Snubs, omissions taint Oscar foreign film award
By Mary Milliken
LOS ANGELES (Reuters) - No matter which movie wins the Oscar for best foreign language film on Sunday, critics and fans may remember this year for work that was snubbed or disqualified by Academy Award voters.
The film industry has expanded rapidly around the world in recent years and the Academy of Motion Picture Arts and Sciences's foreign film honor has grown increasingly important as a platform where filmmakers can launch careers.
But this year, several acclaimed films in world cinema failed to earn nominations, causing some critics to cry foul.
The most conspicuous absence is Romanian abortion drama "4 Months, 3 Weeks and 2 Days" which Scott Foundas, film editor for the LA Weekly newspaper, called "the foreign film of the year by unanimous acclaim." It won top honors at the Cannes film festival in May and numerous critics awards.
"It taints the whole race so that no matter who wins, people will always wonder 'What if "4 Months, 3 Weeks and 2 Days" or "Persepolis" or other noteworthy omissions had been in the race?"' Foundas said.
Like "4 Months," France's coming-of-age tale "Persepolis" didn't even make the short-list of contenders from the record 63 submissions around the world. It was, however, nominated for best animated picture.

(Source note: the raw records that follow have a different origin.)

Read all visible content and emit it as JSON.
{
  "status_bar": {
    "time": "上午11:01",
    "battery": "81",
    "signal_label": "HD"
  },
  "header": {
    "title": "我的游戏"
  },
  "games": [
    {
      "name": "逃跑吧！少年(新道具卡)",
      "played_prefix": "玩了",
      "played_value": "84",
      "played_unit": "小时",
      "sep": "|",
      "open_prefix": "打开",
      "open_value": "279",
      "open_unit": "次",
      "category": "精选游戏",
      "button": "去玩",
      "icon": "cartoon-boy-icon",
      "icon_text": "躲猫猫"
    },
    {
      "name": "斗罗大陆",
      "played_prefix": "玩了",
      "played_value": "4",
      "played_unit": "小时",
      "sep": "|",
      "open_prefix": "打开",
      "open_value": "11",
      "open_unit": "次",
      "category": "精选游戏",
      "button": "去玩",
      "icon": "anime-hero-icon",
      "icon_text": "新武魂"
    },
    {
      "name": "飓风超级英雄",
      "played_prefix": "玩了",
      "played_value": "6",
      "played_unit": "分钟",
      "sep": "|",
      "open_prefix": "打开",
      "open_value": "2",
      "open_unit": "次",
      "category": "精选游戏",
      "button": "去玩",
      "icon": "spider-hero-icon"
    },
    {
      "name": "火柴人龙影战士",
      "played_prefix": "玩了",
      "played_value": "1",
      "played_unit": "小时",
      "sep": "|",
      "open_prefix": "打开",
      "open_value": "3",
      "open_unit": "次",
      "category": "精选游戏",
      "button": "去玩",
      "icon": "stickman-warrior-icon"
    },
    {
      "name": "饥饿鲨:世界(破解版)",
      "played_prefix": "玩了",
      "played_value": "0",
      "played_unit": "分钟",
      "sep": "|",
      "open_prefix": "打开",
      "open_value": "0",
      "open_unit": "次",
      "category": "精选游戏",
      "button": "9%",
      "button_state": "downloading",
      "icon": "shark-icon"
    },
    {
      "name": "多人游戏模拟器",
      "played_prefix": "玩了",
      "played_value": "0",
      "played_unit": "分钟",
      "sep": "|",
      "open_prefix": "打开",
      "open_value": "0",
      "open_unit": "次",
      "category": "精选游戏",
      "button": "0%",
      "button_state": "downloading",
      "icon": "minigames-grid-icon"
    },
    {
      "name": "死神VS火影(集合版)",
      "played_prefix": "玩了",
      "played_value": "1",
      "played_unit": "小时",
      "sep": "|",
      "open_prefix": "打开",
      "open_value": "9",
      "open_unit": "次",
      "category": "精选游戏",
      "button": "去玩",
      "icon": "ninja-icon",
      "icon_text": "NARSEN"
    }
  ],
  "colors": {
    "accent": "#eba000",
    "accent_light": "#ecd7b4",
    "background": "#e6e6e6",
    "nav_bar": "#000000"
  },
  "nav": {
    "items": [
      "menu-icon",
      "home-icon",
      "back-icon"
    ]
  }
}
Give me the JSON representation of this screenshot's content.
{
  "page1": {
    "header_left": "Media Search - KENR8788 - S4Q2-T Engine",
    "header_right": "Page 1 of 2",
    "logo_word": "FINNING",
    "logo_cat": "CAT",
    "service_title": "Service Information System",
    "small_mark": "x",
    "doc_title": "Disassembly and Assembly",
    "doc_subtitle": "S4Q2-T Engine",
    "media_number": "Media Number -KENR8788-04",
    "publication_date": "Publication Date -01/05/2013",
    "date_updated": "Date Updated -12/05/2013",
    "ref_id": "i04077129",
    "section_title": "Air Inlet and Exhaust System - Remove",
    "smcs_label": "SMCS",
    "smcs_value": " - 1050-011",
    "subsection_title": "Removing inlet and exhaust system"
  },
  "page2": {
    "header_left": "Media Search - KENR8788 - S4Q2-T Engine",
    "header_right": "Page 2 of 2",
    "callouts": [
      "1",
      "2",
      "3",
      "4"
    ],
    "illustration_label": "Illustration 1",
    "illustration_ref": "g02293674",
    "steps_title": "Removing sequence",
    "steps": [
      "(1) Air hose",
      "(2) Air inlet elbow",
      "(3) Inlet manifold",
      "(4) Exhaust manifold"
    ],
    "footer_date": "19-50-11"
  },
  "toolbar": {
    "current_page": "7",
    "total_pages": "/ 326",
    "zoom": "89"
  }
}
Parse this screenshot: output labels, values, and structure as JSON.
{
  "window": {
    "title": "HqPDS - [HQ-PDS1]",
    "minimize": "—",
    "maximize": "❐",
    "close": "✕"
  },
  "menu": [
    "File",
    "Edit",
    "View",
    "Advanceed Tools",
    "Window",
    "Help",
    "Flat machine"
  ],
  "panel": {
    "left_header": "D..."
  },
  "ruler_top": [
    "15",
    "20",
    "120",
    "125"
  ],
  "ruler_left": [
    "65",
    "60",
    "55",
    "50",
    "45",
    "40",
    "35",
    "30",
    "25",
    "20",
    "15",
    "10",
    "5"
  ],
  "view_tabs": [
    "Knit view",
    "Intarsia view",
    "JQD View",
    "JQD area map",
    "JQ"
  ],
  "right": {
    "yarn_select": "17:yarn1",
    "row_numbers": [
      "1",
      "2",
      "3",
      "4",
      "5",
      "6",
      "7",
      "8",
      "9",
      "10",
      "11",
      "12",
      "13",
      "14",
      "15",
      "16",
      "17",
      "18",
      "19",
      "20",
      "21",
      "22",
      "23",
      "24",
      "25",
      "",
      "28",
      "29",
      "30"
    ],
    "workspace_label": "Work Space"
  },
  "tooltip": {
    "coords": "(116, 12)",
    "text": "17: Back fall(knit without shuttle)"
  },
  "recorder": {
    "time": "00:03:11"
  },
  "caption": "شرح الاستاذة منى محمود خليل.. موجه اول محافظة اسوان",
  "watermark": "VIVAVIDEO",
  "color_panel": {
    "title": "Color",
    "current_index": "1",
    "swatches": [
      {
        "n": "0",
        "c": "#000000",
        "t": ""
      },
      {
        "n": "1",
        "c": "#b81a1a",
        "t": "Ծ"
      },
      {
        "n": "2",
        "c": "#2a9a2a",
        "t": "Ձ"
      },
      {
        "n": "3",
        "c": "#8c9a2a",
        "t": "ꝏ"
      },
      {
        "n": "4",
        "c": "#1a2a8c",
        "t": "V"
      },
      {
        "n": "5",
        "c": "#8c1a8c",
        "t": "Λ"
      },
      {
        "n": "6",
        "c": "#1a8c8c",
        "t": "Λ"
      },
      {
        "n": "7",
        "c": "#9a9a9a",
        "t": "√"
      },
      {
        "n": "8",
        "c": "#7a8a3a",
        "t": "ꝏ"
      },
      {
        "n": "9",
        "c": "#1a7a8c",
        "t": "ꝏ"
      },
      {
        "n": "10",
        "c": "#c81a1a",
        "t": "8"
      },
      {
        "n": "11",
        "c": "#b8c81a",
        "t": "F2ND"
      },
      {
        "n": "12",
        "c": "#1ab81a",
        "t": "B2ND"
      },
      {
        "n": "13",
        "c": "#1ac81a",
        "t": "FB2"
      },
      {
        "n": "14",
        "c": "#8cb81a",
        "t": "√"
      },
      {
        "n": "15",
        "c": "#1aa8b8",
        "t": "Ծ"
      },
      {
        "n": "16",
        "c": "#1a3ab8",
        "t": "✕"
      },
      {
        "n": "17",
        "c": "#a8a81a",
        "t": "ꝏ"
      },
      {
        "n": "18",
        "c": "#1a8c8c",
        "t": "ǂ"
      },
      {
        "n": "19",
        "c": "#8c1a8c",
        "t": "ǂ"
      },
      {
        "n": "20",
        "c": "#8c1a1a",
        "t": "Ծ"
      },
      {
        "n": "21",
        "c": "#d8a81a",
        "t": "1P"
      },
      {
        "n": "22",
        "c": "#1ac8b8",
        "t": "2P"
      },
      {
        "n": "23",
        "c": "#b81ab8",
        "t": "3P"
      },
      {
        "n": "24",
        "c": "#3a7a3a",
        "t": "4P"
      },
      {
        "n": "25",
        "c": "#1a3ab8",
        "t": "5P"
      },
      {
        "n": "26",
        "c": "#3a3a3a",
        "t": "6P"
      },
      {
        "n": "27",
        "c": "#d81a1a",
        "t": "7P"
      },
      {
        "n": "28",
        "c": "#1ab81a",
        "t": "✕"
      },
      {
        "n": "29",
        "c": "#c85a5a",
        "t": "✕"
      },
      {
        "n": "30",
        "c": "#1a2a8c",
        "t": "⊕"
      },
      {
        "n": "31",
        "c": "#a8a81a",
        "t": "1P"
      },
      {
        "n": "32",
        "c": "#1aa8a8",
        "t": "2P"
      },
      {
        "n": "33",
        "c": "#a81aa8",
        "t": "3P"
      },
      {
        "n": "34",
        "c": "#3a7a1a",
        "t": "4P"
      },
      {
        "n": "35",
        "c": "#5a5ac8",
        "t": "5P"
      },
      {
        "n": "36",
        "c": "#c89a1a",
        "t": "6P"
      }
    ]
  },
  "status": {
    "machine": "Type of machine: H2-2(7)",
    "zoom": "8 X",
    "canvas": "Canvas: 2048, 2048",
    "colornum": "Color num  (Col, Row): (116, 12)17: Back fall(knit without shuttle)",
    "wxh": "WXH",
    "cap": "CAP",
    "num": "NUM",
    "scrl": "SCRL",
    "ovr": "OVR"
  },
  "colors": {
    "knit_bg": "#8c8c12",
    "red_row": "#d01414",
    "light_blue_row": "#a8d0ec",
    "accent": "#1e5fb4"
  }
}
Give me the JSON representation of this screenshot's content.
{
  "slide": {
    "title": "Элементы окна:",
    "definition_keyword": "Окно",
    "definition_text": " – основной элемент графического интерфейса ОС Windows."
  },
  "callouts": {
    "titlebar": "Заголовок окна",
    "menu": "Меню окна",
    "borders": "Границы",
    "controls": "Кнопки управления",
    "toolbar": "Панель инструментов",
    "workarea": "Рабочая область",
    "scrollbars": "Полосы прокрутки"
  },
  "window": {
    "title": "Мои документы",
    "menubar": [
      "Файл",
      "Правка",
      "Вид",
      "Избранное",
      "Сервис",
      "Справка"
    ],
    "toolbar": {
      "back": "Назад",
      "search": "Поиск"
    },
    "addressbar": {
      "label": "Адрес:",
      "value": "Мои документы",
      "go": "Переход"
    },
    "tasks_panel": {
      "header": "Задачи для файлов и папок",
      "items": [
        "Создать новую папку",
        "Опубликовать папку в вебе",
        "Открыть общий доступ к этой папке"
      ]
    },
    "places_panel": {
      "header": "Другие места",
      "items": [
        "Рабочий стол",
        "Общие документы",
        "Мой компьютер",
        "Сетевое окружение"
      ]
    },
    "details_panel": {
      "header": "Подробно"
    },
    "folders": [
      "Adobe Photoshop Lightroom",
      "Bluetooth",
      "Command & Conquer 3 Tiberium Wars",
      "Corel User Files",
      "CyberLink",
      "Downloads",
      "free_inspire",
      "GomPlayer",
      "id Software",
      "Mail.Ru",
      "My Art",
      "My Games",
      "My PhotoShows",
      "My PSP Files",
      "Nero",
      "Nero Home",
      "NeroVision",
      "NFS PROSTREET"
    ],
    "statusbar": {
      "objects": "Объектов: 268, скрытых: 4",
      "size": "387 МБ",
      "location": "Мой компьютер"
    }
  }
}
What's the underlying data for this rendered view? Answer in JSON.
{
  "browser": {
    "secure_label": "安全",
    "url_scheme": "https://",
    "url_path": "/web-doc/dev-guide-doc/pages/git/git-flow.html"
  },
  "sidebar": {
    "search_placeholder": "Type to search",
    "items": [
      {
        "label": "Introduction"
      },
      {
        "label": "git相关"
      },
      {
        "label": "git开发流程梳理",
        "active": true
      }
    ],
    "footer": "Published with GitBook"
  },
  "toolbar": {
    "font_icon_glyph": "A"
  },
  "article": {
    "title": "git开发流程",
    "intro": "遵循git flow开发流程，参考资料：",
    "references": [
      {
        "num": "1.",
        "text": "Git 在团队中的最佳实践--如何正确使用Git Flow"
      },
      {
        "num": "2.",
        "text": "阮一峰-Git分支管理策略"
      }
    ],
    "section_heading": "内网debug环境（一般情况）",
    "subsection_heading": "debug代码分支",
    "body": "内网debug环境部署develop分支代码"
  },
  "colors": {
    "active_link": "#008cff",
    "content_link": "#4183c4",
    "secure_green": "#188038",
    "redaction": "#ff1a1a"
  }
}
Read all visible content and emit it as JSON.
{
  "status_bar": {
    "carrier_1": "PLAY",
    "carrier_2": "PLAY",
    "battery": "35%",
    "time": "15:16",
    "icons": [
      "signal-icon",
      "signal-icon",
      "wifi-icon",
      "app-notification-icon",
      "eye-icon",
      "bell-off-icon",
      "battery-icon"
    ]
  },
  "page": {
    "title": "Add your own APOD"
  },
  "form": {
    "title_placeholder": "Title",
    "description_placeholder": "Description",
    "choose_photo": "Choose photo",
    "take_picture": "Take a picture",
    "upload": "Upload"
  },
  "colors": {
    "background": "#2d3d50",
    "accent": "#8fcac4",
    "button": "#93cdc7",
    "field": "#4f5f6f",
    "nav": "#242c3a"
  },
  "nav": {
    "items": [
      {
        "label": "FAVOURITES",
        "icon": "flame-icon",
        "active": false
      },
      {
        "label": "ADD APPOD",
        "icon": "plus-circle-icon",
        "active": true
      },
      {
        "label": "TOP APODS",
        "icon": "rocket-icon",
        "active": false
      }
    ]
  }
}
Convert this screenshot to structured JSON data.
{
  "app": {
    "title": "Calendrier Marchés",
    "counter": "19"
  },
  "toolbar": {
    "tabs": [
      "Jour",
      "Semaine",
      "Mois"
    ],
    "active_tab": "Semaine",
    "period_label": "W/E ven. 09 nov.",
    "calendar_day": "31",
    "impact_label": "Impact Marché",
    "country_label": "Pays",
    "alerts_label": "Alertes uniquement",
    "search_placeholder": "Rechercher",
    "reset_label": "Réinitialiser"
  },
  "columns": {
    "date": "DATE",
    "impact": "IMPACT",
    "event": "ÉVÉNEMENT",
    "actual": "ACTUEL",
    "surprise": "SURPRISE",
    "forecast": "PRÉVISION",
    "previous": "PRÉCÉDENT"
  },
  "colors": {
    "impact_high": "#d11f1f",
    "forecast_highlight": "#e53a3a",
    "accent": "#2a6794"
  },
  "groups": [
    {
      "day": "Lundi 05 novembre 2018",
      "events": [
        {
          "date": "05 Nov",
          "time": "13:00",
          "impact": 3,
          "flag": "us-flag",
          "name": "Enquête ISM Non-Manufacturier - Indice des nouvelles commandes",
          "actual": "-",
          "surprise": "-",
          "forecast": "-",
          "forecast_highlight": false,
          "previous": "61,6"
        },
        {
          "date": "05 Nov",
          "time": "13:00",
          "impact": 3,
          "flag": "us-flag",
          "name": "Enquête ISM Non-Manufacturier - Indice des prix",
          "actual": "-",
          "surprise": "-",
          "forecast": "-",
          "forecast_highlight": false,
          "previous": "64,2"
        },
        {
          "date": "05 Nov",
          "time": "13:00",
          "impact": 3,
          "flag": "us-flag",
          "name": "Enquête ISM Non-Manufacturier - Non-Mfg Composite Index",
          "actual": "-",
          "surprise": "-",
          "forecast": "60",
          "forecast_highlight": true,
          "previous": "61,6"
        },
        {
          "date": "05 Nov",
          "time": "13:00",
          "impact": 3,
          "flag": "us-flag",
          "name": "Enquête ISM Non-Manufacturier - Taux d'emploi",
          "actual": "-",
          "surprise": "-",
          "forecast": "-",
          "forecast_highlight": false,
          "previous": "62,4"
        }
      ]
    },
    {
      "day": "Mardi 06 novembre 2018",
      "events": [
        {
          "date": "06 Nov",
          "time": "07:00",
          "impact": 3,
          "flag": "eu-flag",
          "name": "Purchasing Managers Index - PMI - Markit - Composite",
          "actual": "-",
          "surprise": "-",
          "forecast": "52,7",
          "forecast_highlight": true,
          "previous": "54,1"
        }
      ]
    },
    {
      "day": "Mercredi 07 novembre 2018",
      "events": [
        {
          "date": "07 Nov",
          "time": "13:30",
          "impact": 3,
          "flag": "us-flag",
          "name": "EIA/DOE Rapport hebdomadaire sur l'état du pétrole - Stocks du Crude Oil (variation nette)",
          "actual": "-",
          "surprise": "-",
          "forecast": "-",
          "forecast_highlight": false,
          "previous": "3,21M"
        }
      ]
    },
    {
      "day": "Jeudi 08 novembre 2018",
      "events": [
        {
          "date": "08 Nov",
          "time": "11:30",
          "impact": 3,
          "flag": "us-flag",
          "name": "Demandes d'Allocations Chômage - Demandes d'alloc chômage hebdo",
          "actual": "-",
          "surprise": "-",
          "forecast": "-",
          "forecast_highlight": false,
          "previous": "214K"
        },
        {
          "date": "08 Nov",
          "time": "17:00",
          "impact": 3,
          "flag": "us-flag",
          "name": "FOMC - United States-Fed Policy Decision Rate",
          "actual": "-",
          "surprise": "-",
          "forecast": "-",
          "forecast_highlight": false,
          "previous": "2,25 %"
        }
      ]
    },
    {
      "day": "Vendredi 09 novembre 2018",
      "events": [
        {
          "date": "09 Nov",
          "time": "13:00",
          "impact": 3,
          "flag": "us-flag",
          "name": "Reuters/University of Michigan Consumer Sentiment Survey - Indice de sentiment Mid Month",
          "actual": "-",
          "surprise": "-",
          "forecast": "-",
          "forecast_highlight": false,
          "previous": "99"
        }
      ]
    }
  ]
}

Perhaps the most controversial absence involved the disqualification of Israel's "The Band's Visit" because more than 50 percent of the dialogue between an Egyptian band and Israeli villagers is in English, albeit mostly broken English.
The five films that did earn nominations were "The Counterfeiters" from Austria, Israel's "Beaufort," Russia's "12," Poland's "Katyn" and Kazakhstan's "Mongol." Continued...